“As we pursued the matter the confrontation got worse and they said ‘You have no right to enter.’ My relative said: ‘What do you mean? I’m one of the leaders here. You can’t tell me I have no right.’

“And it really was so, but they didn’t allow us entry. We were all responsible and we clashed. After a few minutes a vehicle came into the courtyard.

“Someone must have alerted the others that we were trying to prevent them from achieving what they set out to do, the Fath Al Moin.

“They had come for us to prevent the scene from deteriorating. They said our superior had summoned us.

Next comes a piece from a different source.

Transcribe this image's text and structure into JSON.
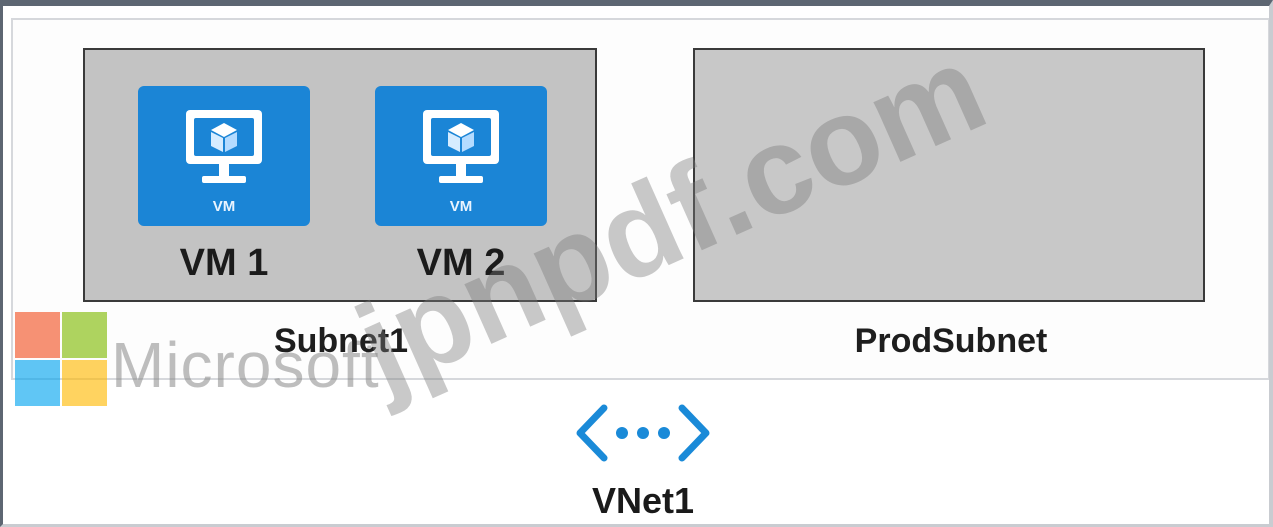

“They said: ‘Let’s go. He wants to speak to you.’ When we got there he was visibly furious, very frustrated. He didn’t speak.

“They said: “Let’s go. Haji wants to speak to you.” My relative was furious and very frustrated.

“He was very angry. When we got there he said: ‘What is this? Sexual abuse is a serious crime. Who gave this order? Who authorised this?

“Haji calmly replied with a smile: ‘This is Fath Al Moin. It’s a worthy deed. There’s nothing wrong with it. Why are you complaining?’

“When he said this Haji thought it would calm my relative down to know this. But the opposite happened, he became more upset. He raised his voice saying: ‘What do you mean it’s not a crime?’

“What do you mean it’s not a recognised crime? That it’s a good deed? Haji saw that he had lost control and said: ‘What’s the big deal? Nothing’s happened. What is the issue here?’

“My relative said again: ‘What do you mean what’s the big deal? Is there anything more filthy than this, more ugly than this? With children, these are children, they haven’t done anything. They’re from our own home town.’

“Haji saw that he couldn’t control him, that he wanted to return to the base and stop what was going on.

“He said: ‘You can stay here for now. Tomorrow we’ll have a meeting about it, we can discuss it and see what the issue is.’

“I insisted on staying with him. But Haji said: ‘You go and rest and we’ll get him home. You go, the driver will take you home and wait there. We’ll call you.’

“They dropped me home and my relative stayed there.”

Pain and shame

“The pain and the shame in front of people and before God. I’ve lost my world and my religion.

“I never thought that these matters could be contaminated like this.

“I thought that I was continuing the path of my uncles and our martyrs. All my interest and enthusiasm: to have the integrity for martyrdom.

“We really saw ourselves as upstanding and separate from others. We really believed that what we did was correct, that we were serving the people, that we were serving God and that our mission was nothing but worshipping God.

“But now I am ashamed in front of people, even say that I was mistaken, and I am ashamed in front of my religion. I committed crimes, knowingly and unknowingly.

“Now I’m left with my conscience punishing me for what I did.

“I hope that God and people forgive me.”